A story about an emerging all powerful godlike artificial intelligence. A very fragmentary, at places very confusing and unclear story. This didn’t work for me at all. **-
CREATURES FROM A BLUE LAGOON, Liz J. Andersen
Working for interplanetary veterinary corps can be very demanding – especially when your working partner is a (almost) yellow submarine with an AI with some interesting characteristic. A light hearted story in the best James White style. An enjoyable read – nothing deep, but the story wasn’t meant to be something deep. ***+
LIFE OF THE AUTHOR PLUS SEVENTY, Kenneth Schneyer
Extending copyright by suspended animation may work, but there are some things which are hard to escape – like debtors. Another story in a light vein. It was probably overlong to some degree– might have worked best as a shorter Probability Zero story. ***-
THE WHALE GOD, Alec Nevala-Lee
A whale beaches in a war time Vietnam. The US army personnel tries to rescue it. Some of them see some strange shapes at a corner of their eyes, and they have strange feelings. A pretty nice story – but it is not exactly science fiction at all. By a remarkable coincidence, I read about the exact phenomenon which is described in the story just a few days before I read the tale. Pretty good and even moving story. ***+

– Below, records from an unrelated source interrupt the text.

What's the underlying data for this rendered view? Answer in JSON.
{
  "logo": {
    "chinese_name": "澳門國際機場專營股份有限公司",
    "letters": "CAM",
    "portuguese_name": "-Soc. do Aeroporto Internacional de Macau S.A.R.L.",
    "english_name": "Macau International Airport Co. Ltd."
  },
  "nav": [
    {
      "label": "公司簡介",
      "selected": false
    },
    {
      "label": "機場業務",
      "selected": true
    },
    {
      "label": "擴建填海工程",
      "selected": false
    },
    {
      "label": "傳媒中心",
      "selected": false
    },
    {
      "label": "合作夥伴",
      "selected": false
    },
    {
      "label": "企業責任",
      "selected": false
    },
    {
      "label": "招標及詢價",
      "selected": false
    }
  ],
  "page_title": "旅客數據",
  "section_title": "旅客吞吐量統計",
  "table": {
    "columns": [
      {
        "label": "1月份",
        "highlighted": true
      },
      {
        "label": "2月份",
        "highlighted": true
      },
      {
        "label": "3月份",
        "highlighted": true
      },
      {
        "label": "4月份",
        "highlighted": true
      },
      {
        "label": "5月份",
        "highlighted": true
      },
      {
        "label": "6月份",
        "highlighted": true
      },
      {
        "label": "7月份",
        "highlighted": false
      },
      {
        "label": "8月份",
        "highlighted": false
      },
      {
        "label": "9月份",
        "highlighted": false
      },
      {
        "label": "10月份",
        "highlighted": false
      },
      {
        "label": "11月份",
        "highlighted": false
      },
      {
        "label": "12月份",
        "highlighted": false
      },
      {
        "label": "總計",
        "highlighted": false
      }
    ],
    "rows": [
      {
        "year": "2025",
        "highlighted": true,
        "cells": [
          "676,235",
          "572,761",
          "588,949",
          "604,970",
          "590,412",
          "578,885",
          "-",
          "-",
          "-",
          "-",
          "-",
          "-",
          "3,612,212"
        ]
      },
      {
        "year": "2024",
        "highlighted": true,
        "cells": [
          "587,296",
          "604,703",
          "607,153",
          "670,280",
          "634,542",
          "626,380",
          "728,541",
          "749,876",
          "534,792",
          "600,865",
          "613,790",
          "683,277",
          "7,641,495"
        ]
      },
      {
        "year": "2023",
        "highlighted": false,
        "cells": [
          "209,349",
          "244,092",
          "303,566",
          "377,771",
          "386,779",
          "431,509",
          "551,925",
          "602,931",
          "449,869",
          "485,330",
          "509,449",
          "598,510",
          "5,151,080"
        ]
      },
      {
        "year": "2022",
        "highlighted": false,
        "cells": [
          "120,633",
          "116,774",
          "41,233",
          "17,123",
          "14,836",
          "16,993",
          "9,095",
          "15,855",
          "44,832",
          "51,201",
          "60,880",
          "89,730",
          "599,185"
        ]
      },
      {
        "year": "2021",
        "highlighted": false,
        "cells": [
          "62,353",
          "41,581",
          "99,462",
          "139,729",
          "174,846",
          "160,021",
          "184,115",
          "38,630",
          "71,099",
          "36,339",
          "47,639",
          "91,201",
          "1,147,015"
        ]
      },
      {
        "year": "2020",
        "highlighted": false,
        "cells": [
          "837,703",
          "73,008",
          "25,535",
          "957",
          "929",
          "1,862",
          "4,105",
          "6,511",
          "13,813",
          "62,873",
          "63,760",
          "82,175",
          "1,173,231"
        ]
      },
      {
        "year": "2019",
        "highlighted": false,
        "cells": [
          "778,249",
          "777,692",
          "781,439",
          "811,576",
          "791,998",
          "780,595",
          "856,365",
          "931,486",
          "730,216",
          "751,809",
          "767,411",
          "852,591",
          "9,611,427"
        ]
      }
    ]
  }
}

Tuesday, June 25, 2013

2312 by Kim Stanley Robinson



The next of the Hugo-nominees. I don’t think I have read any of Kim Stanley Robinson’s books before (The Mars trilogy has been in my reading queue for a long time). This book apparently happens at the same universe somewhat later. The solar system is widely inhabited and “balkanized”, Mars has already been terraformed, Venus is undergoing terraforming and there are many habitats some of which have been built from asteroids, some are on the moons of the giant planets, all are independent more or less. The lifespan is long; the most people are hermaphrodites with both male and female genitalia. The book is more of a travelogue of the future solar system than a real novel with a real plot. There is a kind of plot, which is even somewhat interesting, but for most part it seems pretty extraneous in comparison with extremely detailed and wordy descriptions of the wonders of the solar system. The plot revolves around a terrorist attack against a giant city which moved endlessly around Mercury on tracks following the twilight zone. There are some interesting sidelines of the plot, like the more or less forced “terraforming” of Earth, which has been devastated by rising sea levels and widespread extinction of the most animal species. The plot could have been presented in half of the pages the book actually has. The characters take several sidetracks which don’t serve the main story in the slightest, but serve only in showcasing still more details of the solar system in mind numbing detail. Most of those sidetracks don’t even serve the evolving love story of the two main protagonists. Also, especially in the beginning the characters seem to be mainly bystanders with no relation to those few events which actually are happening. Maybe the book would have been more accessible for me I had read the earlier books about the same universe and would have been interested for a look into this phase of the development of our solar system. This isn’t going to be my top choices in the Hugo ballot.
561 pp.